William Sitwell is the editor of Waitrose Kitchen Magazine. William is featured on all strands of Masterchef in the UK (Masterchef, Masterchef: The Professionals, Celebrity Masterchef and Junior Masterchef) which is distributed worldwide. He is also a regular judge on Britain’s Best Dish (ITV1) and was co-presenter of the BBC2 series A Question of Taste.
William has made a number of documentaries including Michelin Stars – The Madness of Perfection (BBC2). He has been named Editor of the Year in awards from both the British Society of Magazine Editors and the Association of Publishing Agencies (APA).
His first book A History of Food in 100 Recipes was published by Harper Collins in 2012. He is currently working on his next book.
William lives in Northamptonshire with his two children and his wife Laura.
James Carroll (email@example.com)
+44(0)207 344 1087
Maybe it's time I got me a better education pic.twitter.com/ZVsyM6Xncv
The ingredients, cooks, techniques and tools that have shaped our love of food.
We all love to eat and most of us have a favourite ingredient or dish. In today’s world we can get the food we want, when we want it, but how many of us really know where our much-loved recipes come from, who invented them and how they were originally cooked? In this book William Sitwell, culinary expert on BBC2′s ‘A Question of Taste’ and editor of Waitrose Kitchen magazine, takes us on a colourful, whirlwind journey as he explores the fascinating history of cuisine.
This book is a celebration of the great dishes, techniques and above all brilliant cooks who have, over the centuries, created the culinary landscape we now enjoy. Any lover of fine food who has ever wondered about the origins of the methods and recipes we now take for granted will find A History of Food in 100 Recipes required reading. As well as shining a light on food’s glorious past, there are contributions from a glittering array of stars of British cuisine, including Marco Pierre White, Delia Smith, Heston Blumenthal, Nigella Lawson and Jamie Oliver.
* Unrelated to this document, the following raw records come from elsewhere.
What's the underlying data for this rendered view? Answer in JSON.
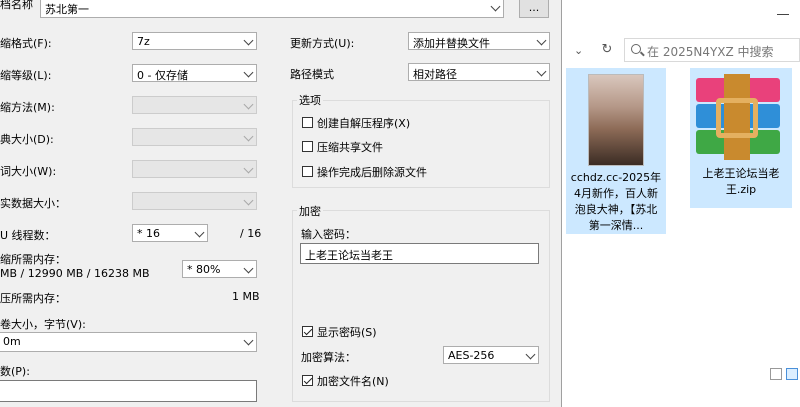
{
  "dialog": {
    "archive_path_label": "档名称",
    "archive_path_value": "苏北第一",
    "browse_label": "...",
    "format_label": "缩格式(F):",
    "format_value": "7z",
    "level_label": "缩等级(L):",
    "level_value": "0 - 仅存储",
    "method_label": "缩方法(M):",
    "dict_label": "典大小(D):",
    "word_label": "词大小(W):",
    "solid_label": "实数据大小：",
    "threads_label": "U 线程数：",
    "threads_value": "* 16",
    "threads_max": "/ 16",
    "mem_compress_label": "缩所需内存：",
    "mem_compress_detail": "MB / 12990 MB / 16238 MB",
    "mem_percent_value": "* 80%",
    "mem_decompress_label": "压所需内存：",
    "mem_decompress_value": "1 MB",
    "split_label": "卷大小，字节(V):",
    "split_value": "0m",
    "params_label": "数(P):",
    "update_label": "更新方式(U):",
    "update_value": "添加并替换文件",
    "path_mode_label": "路径模式",
    "path_mode_value": "相对路径",
    "options_title": "选项",
    "opt_sfx": "创建自解压程序(X)",
    "opt_shared": "压缩共享文件",
    "opt_delete": "操作完成后删除源文件",
    "encryption_title": "加密",
    "password_label": "输入密码：",
    "password_value": "上老王论坛当老王",
    "show_password": "显示密码(S)",
    "enc_method_label": "加密算法：",
    "enc_method_value": "AES-256",
    "encrypt_names": "加密文件名(N)"
  },
  "explorer": {
    "search_placeholder": "在 2025N4YXZ 中搜索",
    "files": [
      {
        "name": "cchdz.cc-2025年4月新作，百人新泡良大神，【苏北第一深情...",
        "icon": "image-thumbnail"
      },
      {
        "name": "上老王论坛当老王.zip",
        "icon": "winrar-archive-icon"
      }
    ]
  },
  "colors": {
    "dialog_bg": "#f0f0f0",
    "selection": "#cce8ff"
  }
}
In an incisive and humorous narrative, Sitwell enters an Egyptian tomb to reveal the earliest recipe for bread and discovers the greatest party planner of the Middle Ages. He uncovers the extraordinary and poetic roots of the roast dinner and tells the heart-rending story of the forgotten genius who invented the pressure cooker. And much, much more.